> [Problem details]: Everything from the line holding "What data populates" through the final line of the entries below is to be duplicated exactly, and nothing outside that span.

> [Raw data]:
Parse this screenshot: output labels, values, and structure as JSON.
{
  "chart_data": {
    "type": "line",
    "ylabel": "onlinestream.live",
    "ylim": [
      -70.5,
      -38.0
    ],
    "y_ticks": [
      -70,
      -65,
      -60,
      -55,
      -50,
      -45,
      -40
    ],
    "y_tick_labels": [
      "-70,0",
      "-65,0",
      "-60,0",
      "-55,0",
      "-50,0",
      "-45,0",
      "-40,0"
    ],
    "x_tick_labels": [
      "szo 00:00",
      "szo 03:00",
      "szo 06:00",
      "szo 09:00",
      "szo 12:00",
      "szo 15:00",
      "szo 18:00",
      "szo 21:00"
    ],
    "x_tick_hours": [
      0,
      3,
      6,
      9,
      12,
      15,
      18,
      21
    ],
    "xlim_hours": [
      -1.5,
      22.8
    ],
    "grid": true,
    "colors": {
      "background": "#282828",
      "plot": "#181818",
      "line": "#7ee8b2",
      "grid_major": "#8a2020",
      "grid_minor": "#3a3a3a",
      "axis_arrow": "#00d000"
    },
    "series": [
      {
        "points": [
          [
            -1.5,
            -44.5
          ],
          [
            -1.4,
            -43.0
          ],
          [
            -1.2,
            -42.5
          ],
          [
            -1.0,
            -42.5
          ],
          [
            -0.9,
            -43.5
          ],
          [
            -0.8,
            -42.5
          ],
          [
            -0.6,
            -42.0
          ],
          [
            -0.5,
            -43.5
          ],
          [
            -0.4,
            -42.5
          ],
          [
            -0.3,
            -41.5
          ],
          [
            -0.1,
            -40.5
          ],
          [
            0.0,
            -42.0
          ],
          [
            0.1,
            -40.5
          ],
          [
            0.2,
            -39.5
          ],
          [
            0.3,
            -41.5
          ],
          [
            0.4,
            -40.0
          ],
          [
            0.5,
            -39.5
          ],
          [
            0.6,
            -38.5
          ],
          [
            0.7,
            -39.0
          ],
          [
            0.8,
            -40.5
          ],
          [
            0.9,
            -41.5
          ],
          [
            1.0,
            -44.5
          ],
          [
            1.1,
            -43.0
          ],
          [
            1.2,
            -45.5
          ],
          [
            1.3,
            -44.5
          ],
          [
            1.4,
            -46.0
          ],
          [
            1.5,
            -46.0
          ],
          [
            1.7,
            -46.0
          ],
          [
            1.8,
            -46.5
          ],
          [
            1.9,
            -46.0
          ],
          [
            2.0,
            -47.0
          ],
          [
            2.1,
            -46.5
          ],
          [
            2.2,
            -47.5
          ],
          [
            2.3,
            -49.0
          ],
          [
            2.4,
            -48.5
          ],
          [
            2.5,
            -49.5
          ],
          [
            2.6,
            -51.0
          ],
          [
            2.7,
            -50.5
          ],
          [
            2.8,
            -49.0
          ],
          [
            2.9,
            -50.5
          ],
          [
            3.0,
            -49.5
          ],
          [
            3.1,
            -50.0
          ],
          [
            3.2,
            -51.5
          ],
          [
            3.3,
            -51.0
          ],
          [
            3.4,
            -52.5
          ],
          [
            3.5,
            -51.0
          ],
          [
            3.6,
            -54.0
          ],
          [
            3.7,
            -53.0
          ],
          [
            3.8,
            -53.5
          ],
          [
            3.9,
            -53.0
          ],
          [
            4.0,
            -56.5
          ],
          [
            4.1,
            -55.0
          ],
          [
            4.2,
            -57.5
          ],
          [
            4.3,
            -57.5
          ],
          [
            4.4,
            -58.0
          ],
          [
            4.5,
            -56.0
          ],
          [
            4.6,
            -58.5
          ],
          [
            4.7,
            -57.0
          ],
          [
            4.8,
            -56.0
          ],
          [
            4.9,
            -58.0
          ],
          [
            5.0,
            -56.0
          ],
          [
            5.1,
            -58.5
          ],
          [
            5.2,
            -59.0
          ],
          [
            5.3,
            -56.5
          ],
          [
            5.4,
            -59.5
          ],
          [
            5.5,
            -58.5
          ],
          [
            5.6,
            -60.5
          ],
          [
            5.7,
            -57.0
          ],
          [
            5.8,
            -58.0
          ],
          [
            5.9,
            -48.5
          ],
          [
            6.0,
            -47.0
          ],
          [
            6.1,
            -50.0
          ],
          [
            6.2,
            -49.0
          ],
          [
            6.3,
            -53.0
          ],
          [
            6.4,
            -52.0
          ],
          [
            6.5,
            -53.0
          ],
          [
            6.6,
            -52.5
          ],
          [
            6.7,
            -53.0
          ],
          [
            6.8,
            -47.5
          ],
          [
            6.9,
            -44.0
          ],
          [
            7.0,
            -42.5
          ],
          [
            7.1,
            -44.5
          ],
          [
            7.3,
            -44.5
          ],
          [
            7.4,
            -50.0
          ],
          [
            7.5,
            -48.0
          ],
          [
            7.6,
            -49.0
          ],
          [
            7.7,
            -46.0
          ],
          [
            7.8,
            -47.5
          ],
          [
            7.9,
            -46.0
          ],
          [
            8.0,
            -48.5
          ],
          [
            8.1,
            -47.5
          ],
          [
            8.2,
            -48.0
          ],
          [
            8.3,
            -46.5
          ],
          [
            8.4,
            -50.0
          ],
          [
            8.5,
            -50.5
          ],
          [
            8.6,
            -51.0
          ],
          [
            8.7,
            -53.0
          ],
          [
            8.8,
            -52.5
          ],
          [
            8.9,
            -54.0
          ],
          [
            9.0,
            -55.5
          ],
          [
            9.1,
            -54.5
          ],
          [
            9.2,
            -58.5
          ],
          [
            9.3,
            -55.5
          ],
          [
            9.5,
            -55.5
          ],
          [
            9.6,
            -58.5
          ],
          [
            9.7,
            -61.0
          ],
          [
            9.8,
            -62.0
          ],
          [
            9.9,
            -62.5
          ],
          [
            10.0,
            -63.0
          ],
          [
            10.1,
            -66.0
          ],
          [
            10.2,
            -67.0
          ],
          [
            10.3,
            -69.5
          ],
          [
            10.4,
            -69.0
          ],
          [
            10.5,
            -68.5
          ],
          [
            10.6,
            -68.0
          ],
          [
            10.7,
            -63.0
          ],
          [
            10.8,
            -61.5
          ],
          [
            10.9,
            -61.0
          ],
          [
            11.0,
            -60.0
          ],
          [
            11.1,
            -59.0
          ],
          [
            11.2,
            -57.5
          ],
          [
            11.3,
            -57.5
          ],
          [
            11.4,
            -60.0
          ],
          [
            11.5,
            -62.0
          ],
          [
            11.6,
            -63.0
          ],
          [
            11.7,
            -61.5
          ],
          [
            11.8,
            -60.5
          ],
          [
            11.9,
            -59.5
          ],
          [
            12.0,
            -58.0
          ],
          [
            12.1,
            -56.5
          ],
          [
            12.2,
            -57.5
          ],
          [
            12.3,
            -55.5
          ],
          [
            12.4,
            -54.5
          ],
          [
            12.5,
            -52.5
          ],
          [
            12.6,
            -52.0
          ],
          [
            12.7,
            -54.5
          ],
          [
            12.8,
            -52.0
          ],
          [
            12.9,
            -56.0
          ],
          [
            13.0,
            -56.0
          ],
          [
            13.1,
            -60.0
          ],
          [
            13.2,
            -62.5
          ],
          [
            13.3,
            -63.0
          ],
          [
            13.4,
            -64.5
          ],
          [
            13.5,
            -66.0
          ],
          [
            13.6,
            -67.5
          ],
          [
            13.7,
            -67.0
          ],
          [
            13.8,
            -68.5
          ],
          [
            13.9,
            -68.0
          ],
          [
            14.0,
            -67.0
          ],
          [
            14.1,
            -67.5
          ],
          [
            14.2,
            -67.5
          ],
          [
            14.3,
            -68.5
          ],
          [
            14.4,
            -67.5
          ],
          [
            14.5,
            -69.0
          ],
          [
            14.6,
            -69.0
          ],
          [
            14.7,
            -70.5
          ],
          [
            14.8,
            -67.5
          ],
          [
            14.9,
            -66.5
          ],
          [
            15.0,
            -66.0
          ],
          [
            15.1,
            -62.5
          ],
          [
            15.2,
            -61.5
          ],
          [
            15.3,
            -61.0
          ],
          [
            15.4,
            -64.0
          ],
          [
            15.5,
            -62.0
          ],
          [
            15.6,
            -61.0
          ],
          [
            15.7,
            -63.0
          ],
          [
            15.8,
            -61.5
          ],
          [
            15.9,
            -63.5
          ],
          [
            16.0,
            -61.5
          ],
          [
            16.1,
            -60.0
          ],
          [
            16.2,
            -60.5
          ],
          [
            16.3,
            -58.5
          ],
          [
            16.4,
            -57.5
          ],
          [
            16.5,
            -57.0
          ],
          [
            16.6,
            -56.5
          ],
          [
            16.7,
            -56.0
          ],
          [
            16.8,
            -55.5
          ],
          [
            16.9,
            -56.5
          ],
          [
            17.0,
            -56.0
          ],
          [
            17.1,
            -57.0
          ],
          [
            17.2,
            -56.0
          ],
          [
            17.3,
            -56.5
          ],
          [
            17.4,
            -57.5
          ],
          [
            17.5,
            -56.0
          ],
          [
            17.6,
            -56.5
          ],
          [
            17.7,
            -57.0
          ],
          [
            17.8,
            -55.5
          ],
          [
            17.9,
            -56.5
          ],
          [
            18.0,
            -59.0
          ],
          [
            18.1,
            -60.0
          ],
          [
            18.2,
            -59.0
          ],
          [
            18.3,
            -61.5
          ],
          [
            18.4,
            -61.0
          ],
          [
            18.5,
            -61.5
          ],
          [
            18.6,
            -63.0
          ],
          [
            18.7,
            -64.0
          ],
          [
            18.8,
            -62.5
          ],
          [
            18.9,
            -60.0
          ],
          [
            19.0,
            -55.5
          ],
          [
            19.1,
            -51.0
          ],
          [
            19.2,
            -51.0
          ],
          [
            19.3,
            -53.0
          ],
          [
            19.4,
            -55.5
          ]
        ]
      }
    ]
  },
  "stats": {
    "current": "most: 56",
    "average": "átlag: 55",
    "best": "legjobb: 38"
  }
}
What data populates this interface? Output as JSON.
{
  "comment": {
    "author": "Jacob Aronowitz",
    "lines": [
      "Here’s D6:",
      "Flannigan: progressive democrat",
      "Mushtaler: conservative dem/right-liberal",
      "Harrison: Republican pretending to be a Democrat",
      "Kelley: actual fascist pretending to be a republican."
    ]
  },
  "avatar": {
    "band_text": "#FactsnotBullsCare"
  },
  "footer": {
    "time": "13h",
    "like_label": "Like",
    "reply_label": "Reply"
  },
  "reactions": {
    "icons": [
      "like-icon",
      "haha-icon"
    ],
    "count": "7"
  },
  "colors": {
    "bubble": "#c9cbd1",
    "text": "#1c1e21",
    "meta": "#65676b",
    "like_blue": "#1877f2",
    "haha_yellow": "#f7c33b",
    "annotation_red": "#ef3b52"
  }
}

> [Solution]:
What data populates this interface? Output as JSON.
{
  "comment": {
    "author": "Jacob Aronowitz",
    "lines": [
      "Here’s D6:",
      "Flannigan: progressive democrat",
      "Mushtaler: conservative dem/right-liberal",
      "Harrison: Republican pretending to be a Democrat",
      "Kelley: actual fascist pretending to be a republican."
    ]
  },
  "avatar": {
    "band_text": "#FactsnotBullsCare"
  },
  "footer": {
    "time": "13h",
    "like_label": "Like",
    "reply_label": "Reply"
  },
  "reactions": {
    "icons": [
      "like-icon",
      "haha-icon"
    ],
    "count": "7"
  },
  "colors": {
    "bubble": "#c9cbd1",
    "text": "#1c1e21",
    "meta": "#65676b",
    "like_blue": "#1877f2",
    "haha_yellow": "#f7c33b",
    "annotation_red": "#ef3b52"
  }
}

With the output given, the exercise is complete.